The City of Philadelphia did an incredible job hosting the 2017 draft.

And it still wasn't enough to keep it. 

The NFL has announced the 2018 draft will be held in the Dallas Cowboys' home, AT&T Stadium. Dallas — or technically Arlington, Texas — will be the third city to host the draft in three years, following Chicago and Philly. 

It has been rumored for months that Jerry Jones had his city as the favorite to host the next draft. Turns out those rumors were right. 

Good luck topping what Philly did in 2017 though. 

“Philadelphia raised the bar by taking the Draft to another level, and this new opportunity in Dallas will enable us to continue the event’s evolution and grow it even further,” commissioner Roger Goodell said in a statement. “We are grateful to the Dallas Cowboys, the cities of Arlington, Dallas, and Frisco, and the Dallas Sports Commission for their leadership in turning this vision into reality.” 

The 2018 draft will begin on April 26. The NFL's release said the draft site will include the field, stands and outdoor plazas. 

According to the NFL, at the 2017 draft, a record 250,000 fans attended the three-day event along the Ben Franklin Parkway. The estimated economic impact for the city was $94.9 million. 

“The Draft was a family-friendly event for Philadelphians and visitors across the country,” Mayor Jim Kenney said. “I thank all of our public and private partners, especially the City employees and first responders, who made this event a success and allowed Philly to shine in the national spotlight once again.”
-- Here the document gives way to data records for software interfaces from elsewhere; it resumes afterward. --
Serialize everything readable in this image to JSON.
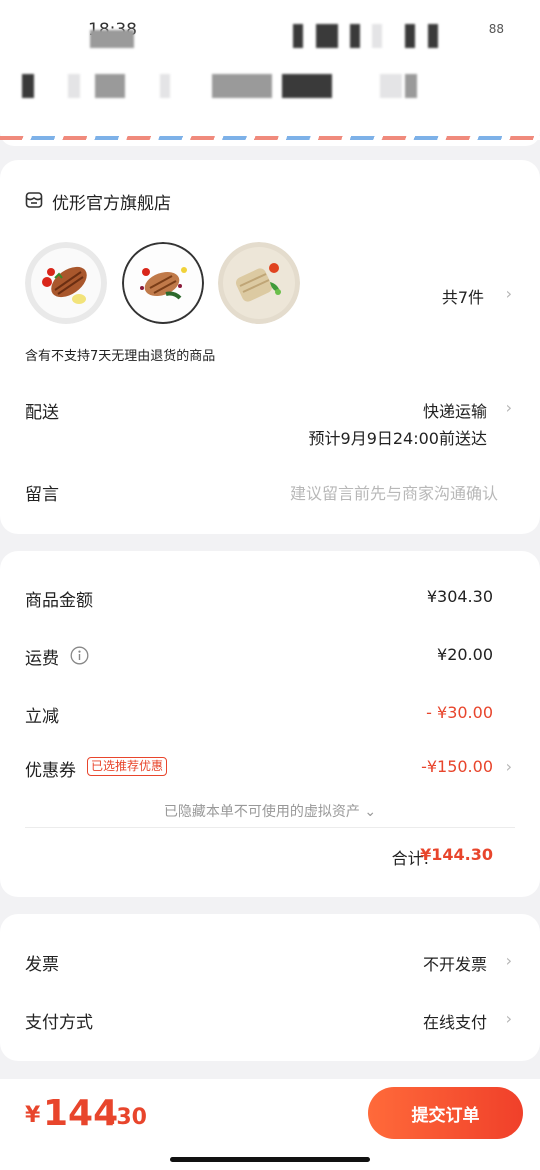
{
  "status": {
    "time": "18:38",
    "battery": "88"
  },
  "shop": {
    "name": "优形官方旗舰店",
    "icon": "shop-icon"
  },
  "products": {
    "count_label": "共7件",
    "dishes": [
      "chicken-breast-tomato",
      "chicken-breast-berries",
      "sliced-chicken-salad"
    ],
    "return_notice": "含有不支持7天无理由退货的商品"
  },
  "delivery": {
    "label": "配送",
    "method": "快递运输",
    "eta": "预计9月9日24:00前送达"
  },
  "message": {
    "label": "留言",
    "placeholder": "建议留言前先与商家沟通确认"
  },
  "costs": {
    "goods_label": "商品金额",
    "goods_value": "¥304.30",
    "shipping_label": "运费",
    "shipping_value": "¥20.00",
    "discount_label": "立减",
    "discount_value": "- ¥30.00",
    "coupon_label": "优惠券",
    "coupon_badge": "已选推荐优惠",
    "coupon_value": "-¥150.00",
    "hidden_assets": "已隐藏本单不可使用的虚拟资产 ⌄",
    "total_label": "合计:",
    "total_value": "¥144.30"
  },
  "invoice": {
    "label": "发票",
    "value": "不开发票"
  },
  "payment": {
    "label": "支付方式",
    "value": "在线支付"
  },
  "footer": {
    "currency": "¥",
    "amount_int": "144",
    "amount_dec": ".30",
    "submit_label": "提交订单"
  },
  "colors": {
    "accent": "#e8452c",
    "background": "#f2f2f4",
    "card": "#ffffff",
    "muted": "#b8b8b8"
  }
}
Aside from the numbers, the draft in Philly was aesthetically pleasing. The television shots from the Parkway were gorgeous and the vibe around the entire event was special. 

Things went so well, NFL Senior Vice President of Events Peter O'Reilly said the draft in Philly was a "resounding success." 

It won't be coming back in 2018, but the next time it does, the city will be ready.